DATA TO USE below:
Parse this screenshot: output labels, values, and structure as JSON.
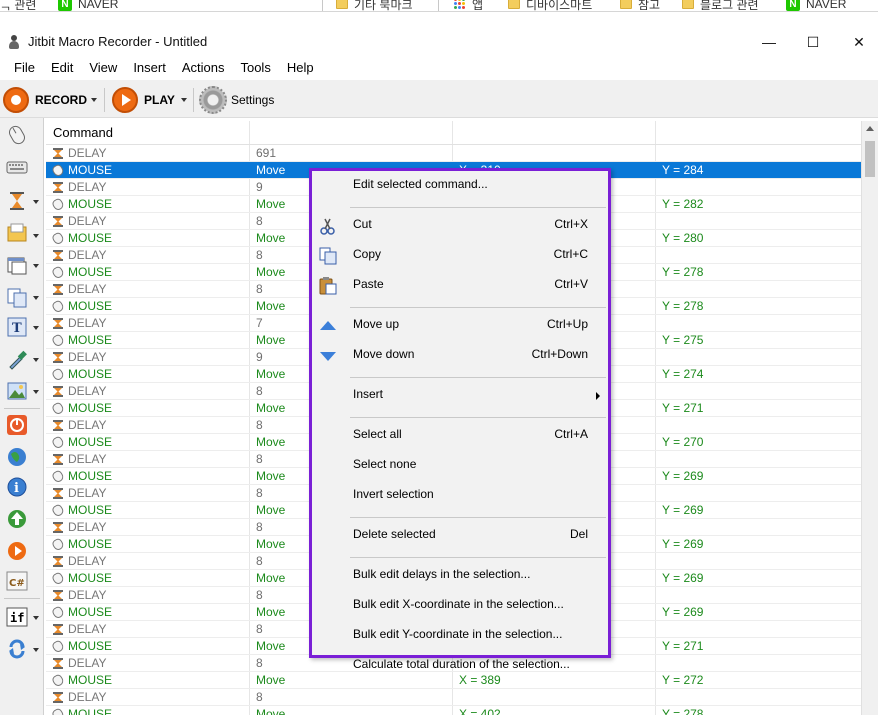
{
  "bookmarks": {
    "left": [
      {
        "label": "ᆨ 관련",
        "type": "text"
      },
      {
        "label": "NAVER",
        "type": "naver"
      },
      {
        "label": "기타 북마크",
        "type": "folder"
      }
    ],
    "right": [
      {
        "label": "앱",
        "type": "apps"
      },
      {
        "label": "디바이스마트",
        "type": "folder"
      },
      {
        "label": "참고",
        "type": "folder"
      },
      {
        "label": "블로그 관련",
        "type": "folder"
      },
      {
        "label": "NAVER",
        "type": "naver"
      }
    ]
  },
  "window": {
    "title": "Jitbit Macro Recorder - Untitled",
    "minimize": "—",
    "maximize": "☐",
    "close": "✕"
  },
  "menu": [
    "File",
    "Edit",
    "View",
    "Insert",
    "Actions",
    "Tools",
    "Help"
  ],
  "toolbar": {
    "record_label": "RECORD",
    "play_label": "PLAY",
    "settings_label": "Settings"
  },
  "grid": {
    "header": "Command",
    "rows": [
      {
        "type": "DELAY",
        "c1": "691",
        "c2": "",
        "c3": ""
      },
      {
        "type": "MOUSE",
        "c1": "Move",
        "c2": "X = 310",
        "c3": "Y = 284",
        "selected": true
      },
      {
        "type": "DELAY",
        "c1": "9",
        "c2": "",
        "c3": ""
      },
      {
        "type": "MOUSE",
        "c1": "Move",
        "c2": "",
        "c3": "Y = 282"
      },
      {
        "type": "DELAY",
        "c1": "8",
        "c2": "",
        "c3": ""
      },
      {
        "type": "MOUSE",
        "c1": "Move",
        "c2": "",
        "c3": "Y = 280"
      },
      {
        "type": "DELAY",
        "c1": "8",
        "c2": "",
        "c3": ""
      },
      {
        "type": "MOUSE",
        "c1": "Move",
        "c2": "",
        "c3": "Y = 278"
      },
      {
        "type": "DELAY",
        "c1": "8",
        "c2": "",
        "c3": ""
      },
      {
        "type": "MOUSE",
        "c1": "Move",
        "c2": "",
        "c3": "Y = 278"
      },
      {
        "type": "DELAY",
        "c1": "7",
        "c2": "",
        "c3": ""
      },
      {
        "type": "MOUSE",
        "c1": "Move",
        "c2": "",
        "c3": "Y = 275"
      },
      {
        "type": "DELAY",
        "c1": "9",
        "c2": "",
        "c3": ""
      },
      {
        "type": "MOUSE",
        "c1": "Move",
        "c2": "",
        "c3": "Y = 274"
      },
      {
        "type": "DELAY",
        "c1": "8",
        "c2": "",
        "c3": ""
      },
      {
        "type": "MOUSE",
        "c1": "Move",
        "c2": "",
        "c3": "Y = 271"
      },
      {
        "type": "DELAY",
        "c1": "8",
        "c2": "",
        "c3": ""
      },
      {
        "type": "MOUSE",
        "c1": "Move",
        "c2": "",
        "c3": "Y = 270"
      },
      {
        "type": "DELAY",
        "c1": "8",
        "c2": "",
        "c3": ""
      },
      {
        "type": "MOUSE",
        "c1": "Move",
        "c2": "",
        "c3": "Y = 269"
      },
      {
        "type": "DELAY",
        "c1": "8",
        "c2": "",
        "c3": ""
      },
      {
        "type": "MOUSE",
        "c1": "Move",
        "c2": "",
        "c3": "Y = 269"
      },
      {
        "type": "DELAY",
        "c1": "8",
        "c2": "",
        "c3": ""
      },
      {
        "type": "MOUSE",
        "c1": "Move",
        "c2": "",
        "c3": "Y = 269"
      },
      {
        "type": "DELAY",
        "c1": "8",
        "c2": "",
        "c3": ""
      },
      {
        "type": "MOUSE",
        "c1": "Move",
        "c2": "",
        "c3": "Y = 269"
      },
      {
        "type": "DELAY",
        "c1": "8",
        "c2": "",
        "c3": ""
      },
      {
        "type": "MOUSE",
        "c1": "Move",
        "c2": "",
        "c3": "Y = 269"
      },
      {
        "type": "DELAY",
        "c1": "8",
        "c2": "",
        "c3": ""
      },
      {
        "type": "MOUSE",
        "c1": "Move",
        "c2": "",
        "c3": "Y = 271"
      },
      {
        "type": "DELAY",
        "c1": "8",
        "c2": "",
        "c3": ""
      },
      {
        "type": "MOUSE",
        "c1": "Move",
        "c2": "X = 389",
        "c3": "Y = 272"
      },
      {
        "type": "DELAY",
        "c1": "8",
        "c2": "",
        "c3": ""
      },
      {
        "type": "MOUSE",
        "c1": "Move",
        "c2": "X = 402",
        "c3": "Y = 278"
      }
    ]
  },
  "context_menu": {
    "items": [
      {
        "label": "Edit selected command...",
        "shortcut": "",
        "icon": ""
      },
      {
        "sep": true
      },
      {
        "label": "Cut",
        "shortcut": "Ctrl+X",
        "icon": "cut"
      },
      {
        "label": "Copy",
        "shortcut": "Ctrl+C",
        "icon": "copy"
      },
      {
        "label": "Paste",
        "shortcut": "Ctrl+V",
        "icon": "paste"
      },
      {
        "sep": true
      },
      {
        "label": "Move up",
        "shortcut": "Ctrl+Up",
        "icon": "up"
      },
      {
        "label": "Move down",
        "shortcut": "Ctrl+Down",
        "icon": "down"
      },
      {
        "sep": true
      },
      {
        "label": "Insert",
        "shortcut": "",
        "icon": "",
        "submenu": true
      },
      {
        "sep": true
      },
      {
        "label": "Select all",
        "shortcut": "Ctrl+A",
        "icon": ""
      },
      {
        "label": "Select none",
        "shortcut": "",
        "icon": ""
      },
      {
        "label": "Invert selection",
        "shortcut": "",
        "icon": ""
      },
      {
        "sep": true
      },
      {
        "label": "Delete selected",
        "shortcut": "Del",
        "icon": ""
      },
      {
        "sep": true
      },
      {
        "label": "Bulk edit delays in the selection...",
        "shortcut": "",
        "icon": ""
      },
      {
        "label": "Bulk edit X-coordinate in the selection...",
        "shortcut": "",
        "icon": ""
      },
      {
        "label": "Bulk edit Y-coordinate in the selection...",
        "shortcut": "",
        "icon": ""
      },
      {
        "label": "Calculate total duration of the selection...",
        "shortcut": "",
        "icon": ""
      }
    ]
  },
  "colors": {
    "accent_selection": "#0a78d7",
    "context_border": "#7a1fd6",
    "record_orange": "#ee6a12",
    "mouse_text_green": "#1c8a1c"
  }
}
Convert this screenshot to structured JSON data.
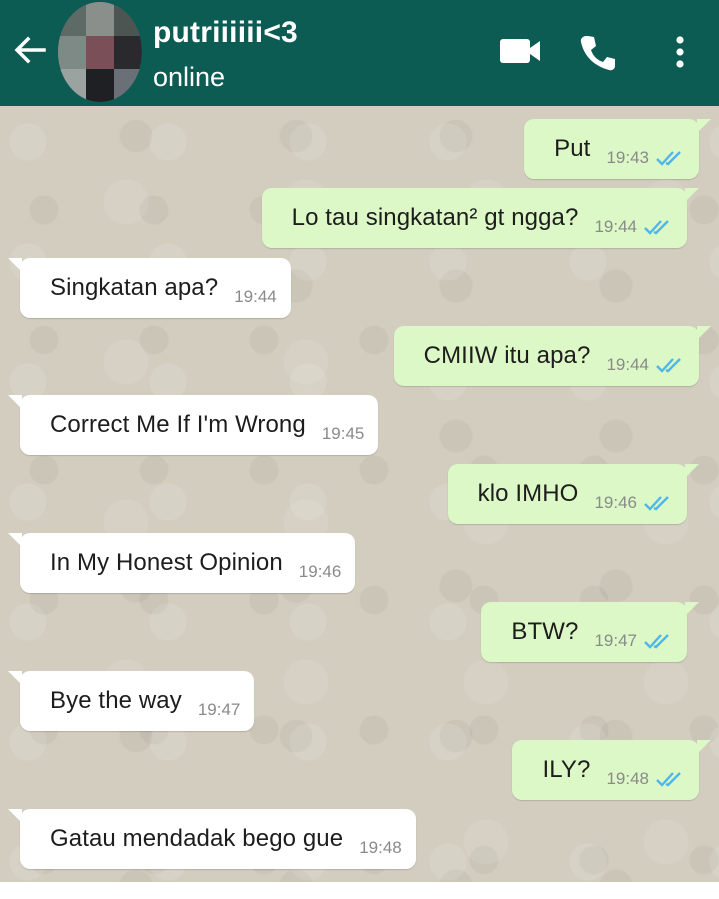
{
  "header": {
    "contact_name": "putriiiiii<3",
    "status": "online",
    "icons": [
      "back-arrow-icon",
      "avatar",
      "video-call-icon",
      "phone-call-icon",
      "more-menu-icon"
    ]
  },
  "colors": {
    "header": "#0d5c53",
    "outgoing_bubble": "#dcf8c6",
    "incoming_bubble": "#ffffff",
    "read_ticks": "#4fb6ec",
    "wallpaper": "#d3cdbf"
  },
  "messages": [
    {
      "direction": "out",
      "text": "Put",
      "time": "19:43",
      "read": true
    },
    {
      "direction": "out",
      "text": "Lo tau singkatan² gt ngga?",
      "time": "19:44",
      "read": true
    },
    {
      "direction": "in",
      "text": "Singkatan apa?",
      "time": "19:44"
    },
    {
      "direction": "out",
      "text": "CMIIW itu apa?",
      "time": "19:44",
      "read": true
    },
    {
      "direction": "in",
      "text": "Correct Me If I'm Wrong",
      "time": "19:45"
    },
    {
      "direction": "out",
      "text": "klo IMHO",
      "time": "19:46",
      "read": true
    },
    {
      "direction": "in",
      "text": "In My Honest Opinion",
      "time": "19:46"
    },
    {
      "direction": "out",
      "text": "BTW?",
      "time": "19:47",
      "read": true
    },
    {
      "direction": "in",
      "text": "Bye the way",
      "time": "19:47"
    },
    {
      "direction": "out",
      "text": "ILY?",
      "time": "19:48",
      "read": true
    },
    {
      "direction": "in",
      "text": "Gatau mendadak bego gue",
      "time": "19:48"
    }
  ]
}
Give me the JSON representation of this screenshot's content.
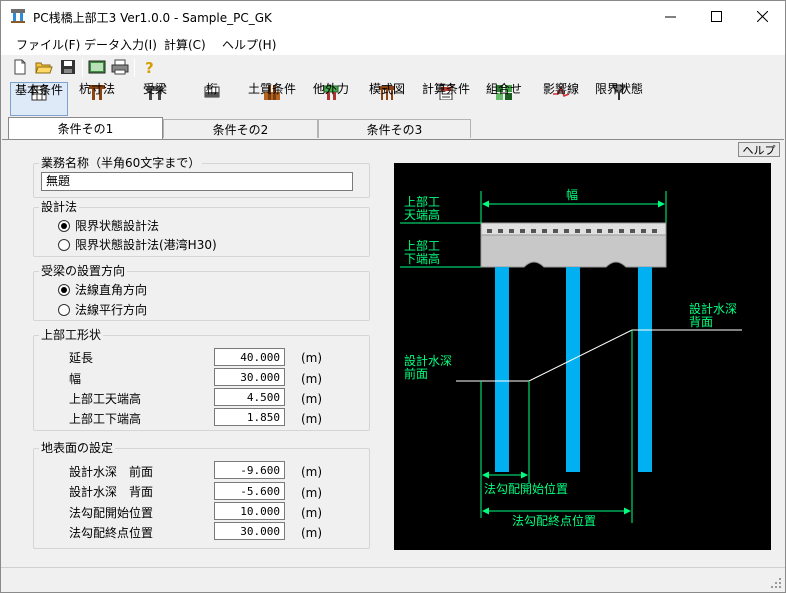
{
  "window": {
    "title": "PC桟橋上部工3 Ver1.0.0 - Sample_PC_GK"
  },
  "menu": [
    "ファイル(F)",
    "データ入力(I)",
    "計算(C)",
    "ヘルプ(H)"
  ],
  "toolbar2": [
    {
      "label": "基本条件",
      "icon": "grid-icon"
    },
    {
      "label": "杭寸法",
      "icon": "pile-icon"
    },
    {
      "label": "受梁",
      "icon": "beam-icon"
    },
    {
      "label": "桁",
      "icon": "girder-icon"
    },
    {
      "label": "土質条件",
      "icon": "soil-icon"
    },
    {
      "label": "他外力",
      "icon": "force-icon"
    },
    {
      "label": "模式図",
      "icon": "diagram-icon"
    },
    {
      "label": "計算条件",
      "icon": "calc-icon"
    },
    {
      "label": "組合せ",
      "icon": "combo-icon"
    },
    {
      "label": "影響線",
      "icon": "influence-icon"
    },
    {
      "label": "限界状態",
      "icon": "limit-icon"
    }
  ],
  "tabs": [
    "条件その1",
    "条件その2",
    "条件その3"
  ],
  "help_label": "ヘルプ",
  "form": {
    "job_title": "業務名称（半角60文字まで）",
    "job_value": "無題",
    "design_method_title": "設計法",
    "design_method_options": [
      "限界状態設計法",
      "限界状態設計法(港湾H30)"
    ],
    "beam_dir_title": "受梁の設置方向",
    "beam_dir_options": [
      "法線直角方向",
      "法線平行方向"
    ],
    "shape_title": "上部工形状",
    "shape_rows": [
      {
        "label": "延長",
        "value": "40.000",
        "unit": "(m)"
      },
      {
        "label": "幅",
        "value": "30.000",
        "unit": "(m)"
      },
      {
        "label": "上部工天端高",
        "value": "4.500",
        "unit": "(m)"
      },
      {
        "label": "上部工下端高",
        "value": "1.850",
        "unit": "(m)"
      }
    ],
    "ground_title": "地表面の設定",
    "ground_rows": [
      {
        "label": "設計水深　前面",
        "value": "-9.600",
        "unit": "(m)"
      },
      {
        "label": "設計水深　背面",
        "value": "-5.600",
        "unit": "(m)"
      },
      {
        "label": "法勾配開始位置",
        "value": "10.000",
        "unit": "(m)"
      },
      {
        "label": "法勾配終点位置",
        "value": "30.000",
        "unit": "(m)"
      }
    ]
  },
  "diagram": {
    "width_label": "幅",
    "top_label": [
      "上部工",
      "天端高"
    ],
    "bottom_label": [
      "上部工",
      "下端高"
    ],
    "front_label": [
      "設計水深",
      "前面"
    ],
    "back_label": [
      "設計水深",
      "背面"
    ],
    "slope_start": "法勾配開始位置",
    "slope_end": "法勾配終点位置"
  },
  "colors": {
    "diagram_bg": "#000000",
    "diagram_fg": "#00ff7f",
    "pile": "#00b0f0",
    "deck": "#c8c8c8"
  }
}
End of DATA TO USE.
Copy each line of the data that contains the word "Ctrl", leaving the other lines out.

        "shortcut": "Ctrl+X",
        "shortcut": "Ctrl+C",
        "shortcut": "Ctrl+V",
        "shortcut": "Ctrl+Up",
        "shortcut": "Ctrl+Down",
        "shortcut": "Ctrl+A",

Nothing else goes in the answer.